WHAT YOU NEED TO DO:
Exactly as written, return the entries below, minus any pictures.

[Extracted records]
+---+

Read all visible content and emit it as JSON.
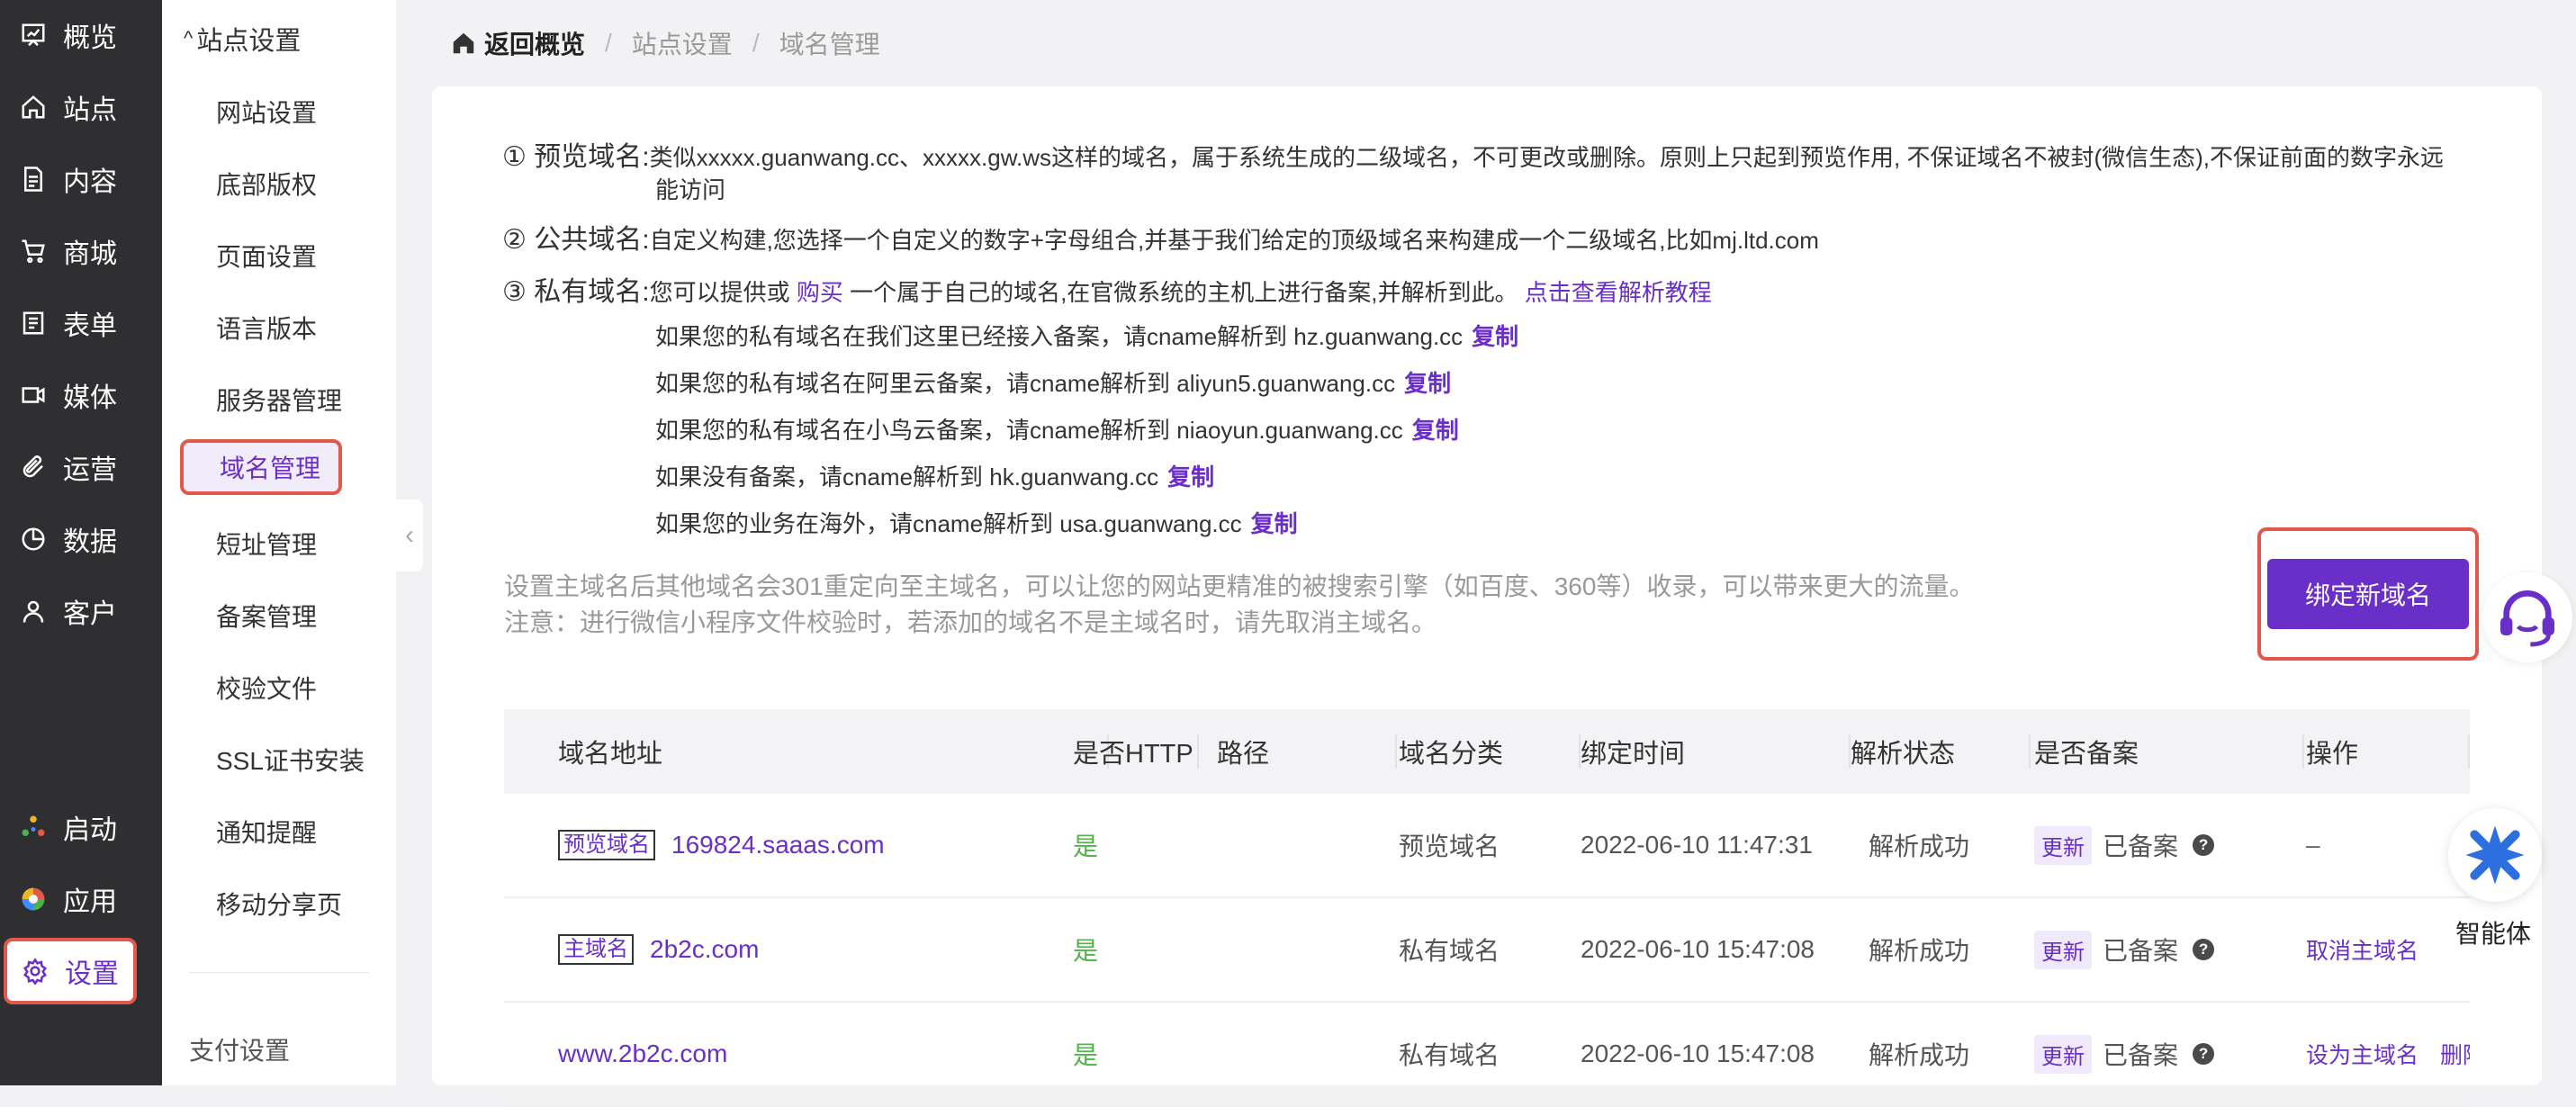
{
  "nav": {
    "items": [
      {
        "label": "概览",
        "icon": "overview-icon"
      },
      {
        "label": "站点",
        "icon": "home-icon"
      },
      {
        "label": "内容",
        "icon": "document-icon"
      },
      {
        "label": "商城",
        "icon": "cart-icon"
      },
      {
        "label": "表单",
        "icon": "form-icon"
      },
      {
        "label": "媒体",
        "icon": "video-icon"
      },
      {
        "label": "运营",
        "icon": "clip-icon"
      },
      {
        "label": "数据",
        "icon": "pie-chart-icon"
      },
      {
        "label": "客户",
        "icon": "user-icon"
      }
    ],
    "bottom": [
      {
        "label": "启动",
        "icon": "launch-icon"
      },
      {
        "label": "应用",
        "icon": "apps-icon"
      },
      {
        "label": "设置",
        "icon": "gear-icon"
      }
    ]
  },
  "submenu": {
    "title": "站点设置",
    "items": [
      "网站设置",
      "底部版权",
      "页面设置",
      "语言版本",
      "服务器管理",
      "域名管理",
      "短址管理",
      "备案管理",
      "校验文件",
      "SSL证书安装",
      "通知提醒",
      "移动分享页"
    ],
    "next_group": "支付设置"
  },
  "breadcrumb": {
    "home": "返回概览",
    "items": [
      "站点设置",
      "域名管理"
    ]
  },
  "info": {
    "preview": {
      "label": "① 预览域名:",
      "text": "类似xxxxx.guanwang.cc、xxxxx.gw.ws这样的域名，属于系统生成的二级域名，不可更改或删除。原则上只起到预览作用, 不保证域名不被封(微信生态),不保证前面的数字永远",
      "text2": "能访问"
    },
    "public": {
      "label": "② 公共域名:",
      "text": "自定义构建,您选择一个自定义的数字+字母组合,并基于我们给定的顶级域名来构建成一个二级域名,比如mj.ltd.com"
    },
    "private": {
      "label": "③ 私有域名:",
      "text_a": "您可以提供或",
      "buy_link": "购买",
      "text_b": "一个属于自己的域名,在官微系统的主机上进行备案,并解析到此。",
      "tutorial_link": "点击查看解析教程"
    },
    "cname_lines": [
      "如果您的私有域名在我们这里已经接入备案，请cname解析到 hz.guanwang.cc",
      "如果您的私有域名在阿里云备案，请cname解析到 aliyun5.guanwang.cc",
      "如果您的私有域名在小鸟云备案，请cname解析到 niaoyun.guanwang.cc",
      "如果没有备案，请cname解析到 hk.guanwang.cc",
      "如果您的业务在海外，请cname解析到 usa.guanwang.cc"
    ],
    "copy_label": "复制",
    "note1": "设置主域名后其他域名会301重定向至主域名，可以让您的网站更精准的被搜索引擎（如百度、360等）收录，可以带来更大的流量。",
    "note2": "注意：进行微信小程序文件校验时，若添加的域名不是主域名时，请先取消主域名。"
  },
  "bind_button": "绑定新域名",
  "table": {
    "columns": [
      "域名地址",
      "是否HTTP",
      "路径",
      "域名分类",
      "绑定时间",
      "解析状态",
      "是否备案",
      "操作"
    ],
    "rows": [
      {
        "tag": "预览域名",
        "domain": "169824.saaas.com",
        "https": "是",
        "path": "",
        "category": "预览域名",
        "time": "2022-06-10 11:47:31",
        "status": "解析成功",
        "update": "更新",
        "icp": "已备案",
        "ops": [
          "–"
        ]
      },
      {
        "tag": "主域名",
        "domain": "2b2c.com",
        "https": "是",
        "path": "",
        "category": "私有域名",
        "time": "2022-06-10 15:47:08",
        "status": "解析成功",
        "update": "更新",
        "icp": "已备案",
        "ops": [
          "取消主域名"
        ]
      },
      {
        "tag": "",
        "domain": "www.2b2c.com",
        "https": "是",
        "path": "",
        "category": "私有域名",
        "time": "2022-06-10 15:47:08",
        "status": "解析成功",
        "update": "更新",
        "icp": "已备案",
        "ops": [
          "设为主域名",
          "删除"
        ]
      }
    ]
  },
  "agent_label": "智能体",
  "colors": {
    "accent": "#6a2fc8",
    "highlight": "#e4574d",
    "nav_bg": "#2f2f31",
    "success": "#52b34a"
  }
}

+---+

RESULT FOR THIS EXERCISE:
Read all visible content and emit it as JSON.
{
  "nav": {
    "items": [
      {
        "label": "概览",
        "icon": "overview-icon"
      },
      {
        "label": "站点",
        "icon": "home-icon"
      },
      {
        "label": "内容",
        "icon": "document-icon"
      },
      {
        "label": "商城",
        "icon": "cart-icon"
      },
      {
        "label": "表单",
        "icon": "form-icon"
      },
      {
        "label": "媒体",
        "icon": "video-icon"
      },
      {
        "label": "运营",
        "icon": "clip-icon"
      },
      {
        "label": "数据",
        "icon": "pie-chart-icon"
      },
      {
        "label": "客户",
        "icon": "user-icon"
      }
    ],
    "bottom": [
      {
        "label": "启动",
        "icon": "launch-icon"
      },
      {
        "label": "应用",
        "icon": "apps-icon"
      },
      {
        "label": "设置",
        "icon": "gear-icon"
      }
    ]
  },
  "submenu": {
    "title": "站点设置",
    "items": [
      "网站设置",
      "底部版权",
      "页面设置",
      "语言版本",
      "服务器管理",
      "域名管理",
      "短址管理",
      "备案管理",
      "校验文件",
      "SSL证书安装",
      "通知提醒",
      "移动分享页"
    ],
    "next_group": "支付设置"
  },
  "breadcrumb": {
    "home": "返回概览",
    "items": [
      "站点设置",
      "域名管理"
    ]
  },
  "info": {
    "preview": {
      "label": "① 预览域名:",
      "text": "类似xxxxx.guanwang.cc、xxxxx.gw.ws这样的域名，属于系统生成的二级域名，不可更改或删除。原则上只起到预览作用, 不保证域名不被封(微信生态),不保证前面的数字永远",
      "text2": "能访问"
    },
    "public": {
      "label": "② 公共域名:",
      "text": "自定义构建,您选择一个自定义的数字+字母组合,并基于我们给定的顶级域名来构建成一个二级域名,比如mj.ltd.com"
    },
    "private": {
      "label": "③ 私有域名:",
      "text_a": "您可以提供或",
      "buy_link": "购买",
      "text_b": "一个属于自己的域名,在官微系统的主机上进行备案,并解析到此。",
      "tutorial_link": "点击查看解析教程"
    },
    "cname_lines": [
      "如果您的私有域名在我们这里已经接入备案，请cname解析到 hz.guanwang.cc",
      "如果您的私有域名在阿里云备案，请cname解析到 aliyun5.guanwang.cc",
      "如果您的私有域名在小鸟云备案，请cname解析到 niaoyun.guanwang.cc",
      "如果没有备案，请cname解析到 hk.guanwang.cc",
      "如果您的业务在海外，请cname解析到 usa.guanwang.cc"
    ],
    "copy_label": "复制",
    "note1": "设置主域名后其他域名会301重定向至主域名，可以让您的网站更精准的被搜索引擎（如百度、360等）收录，可以带来更大的流量。",
    "note2": "注意：进行微信小程序文件校验时，若添加的域名不是主域名时，请先取消主域名。"
  },
  "bind_button": "绑定新域名",
  "table": {
    "columns": [
      "域名地址",
      "是否HTTP",
      "路径",
      "域名分类",
      "绑定时间",
      "解析状态",
      "是否备案",
      "操作"
    ],
    "rows": [
      {
        "tag": "预览域名",
        "domain": "169824.saaas.com",
        "https": "是",
        "path": "",
        "category": "预览域名",
        "time": "2022-06-10 11:47:31",
        "status": "解析成功",
        "update": "更新",
        "icp": "已备案",
        "ops": [
          "–"
        ]
      },
      {
        "tag": "主域名",
        "domain": "2b2c.com",
        "https": "是",
        "path": "",
        "category": "私有域名",
        "time": "2022-06-10 15:47:08",
        "status": "解析成功",
        "update": "更新",
        "icp": "已备案",
        "ops": [
          "取消主域名"
        ]
      },
      {
        "tag": "",
        "domain": "www.2b2c.com",
        "https": "是",
        "path": "",
        "category": "私有域名",
        "time": "2022-06-10 15:47:08",
        "status": "解析成功",
        "update": "更新",
        "icp": "已备案",
        "ops": [
          "设为主域名",
          "删除"
        ]
      }
    ]
  },
  "agent_label": "智能体",
  "colors": {
    "accent": "#6a2fc8",
    "highlight": "#e4574d",
    "nav_bg": "#2f2f31",
    "success": "#52b34a"
  }
}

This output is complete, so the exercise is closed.